Ms. Sim contacted a friend, an investigative journalist who ran an organization for poor people with silicosis. It arranged for a $1,600 grant so Mr. He could get treatment at a hospital. She flew to Xi’an and picked up Mr. He, who could not walk and had to be carried by his brother-in-law.
She spent long days at the hospital as both “caretaker and court jester trying to lift his spirits,” she said. At night, she returned to her hotel room and sobbed. Depressed, Mr. He asked Ms. Sim to take him far away, kill him and dump his body if the treatment failed.

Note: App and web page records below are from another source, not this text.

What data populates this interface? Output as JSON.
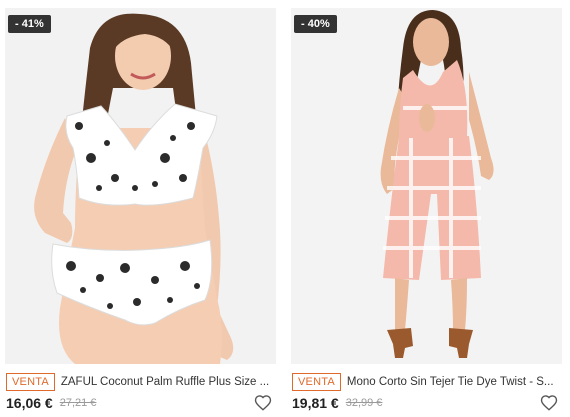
{
  "products": [
    {
      "discount_badge": "- 41%",
      "sale_tag": "VENTA",
      "title": "ZAFUL Coconut Palm Ruffle Plus Size ...",
      "price": "16,06 €",
      "old_price": "27,21 €",
      "image_icon": "swimsuit-photo",
      "favorite_icon": "heart-icon"
    },
    {
      "discount_badge": "- 40%",
      "sale_tag": "VENTA",
      "title": "Mono Corto Sin Tejer Tie Dye Twist - S...",
      "price": "19,81 €",
      "old_price": "32,99 €",
      "image_icon": "jumpsuit-photo",
      "favorite_icon": "heart-icon"
    }
  ],
  "colors": {
    "sale_accent": "#e06a2c",
    "badge_bg": "#333333",
    "image_bg": "#f1f1f1"
  }
}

The hospital stay was a turning point. Ms. Sim was no longer a stranger but, according to Mr. He, was his “savior.” From that point, she stayed in his home whenever she visited, and she became close to his family. Her intervention changed the story, and Ms. Sim acknowledges that some might find that unethical. But she felt the situation demanded action.
“I was a human being first and a photographer second,” she said. “As a documentary photographer, I want to bring about change around large issues, but given the opportunity to make a concrete change in one person’s life, it would be unconscionable not to do so.”
She has spent much of the last four years following Mr. He’s travails, living in his home and falling asleep in the next room listening to the drone of the oxygen machine. Once, she was awakened before dawn when Mr. He attempted suicide.
In her journal, Ms. Sim noted him saying: “I have completely given up hope this time. Moaning out loud, short of breath. If I were a rich man, I’d see it differently. I’d go to a hospital in the city and use the best drugs, and I’ll still be able to live for a few more years. But I don’t have the money.”
Ms. Sim, who sometimes photographs for The New York Times, has turned her attention to getting Mr. He’s story out while he is still alive. Despite the powerful images, she has had few takers.
“I’ve showed the photos and video to perhaps 15 or 20 editors, some of whom cried, but no one would publish it in print,” she said. “It’s not a sexy subject, and the photos aren’t highly aestheticized.”
They are not over-processed, blurry black-and-white images, nor are they fine art portraits, she added.
“This is a story that is not about me or my vision or my aesthetics,” she said. “It’s about a dying man and the impact on his family. It’s about this disease that’s China’s No. 1 occupational disease, period.”
National Geographic is the only magazine that expressed serious interest in publishing it, though a 10-page layout was ultimately rejected for publication. Instead, a video on Mr. He was featured on its photo blog, Proof.
Mr. He now has an inexpensive smartphone and uses social media to share health information with other miners with silicosis. He weighs less than 90 pounds but “is still hanging on,” Ms. Sim said. To keep his spirits up, she tells him that he must stay alive to see the impact of the videos and photo essay.
The Chinese news and photo website Tencent published the photos and videos this month and raised $16,000 from readers for Mr. He, who can now go to a hospital for new treatments, repay some debts and fix his leaking roof.
Mr. He sent a text to Ms. Sim last week: “I didn’t think that I could hold on and live till now, that I would see this happening with my own eyes, that I would enjoy the fruits of this collaboration myself and have it prolong my life.”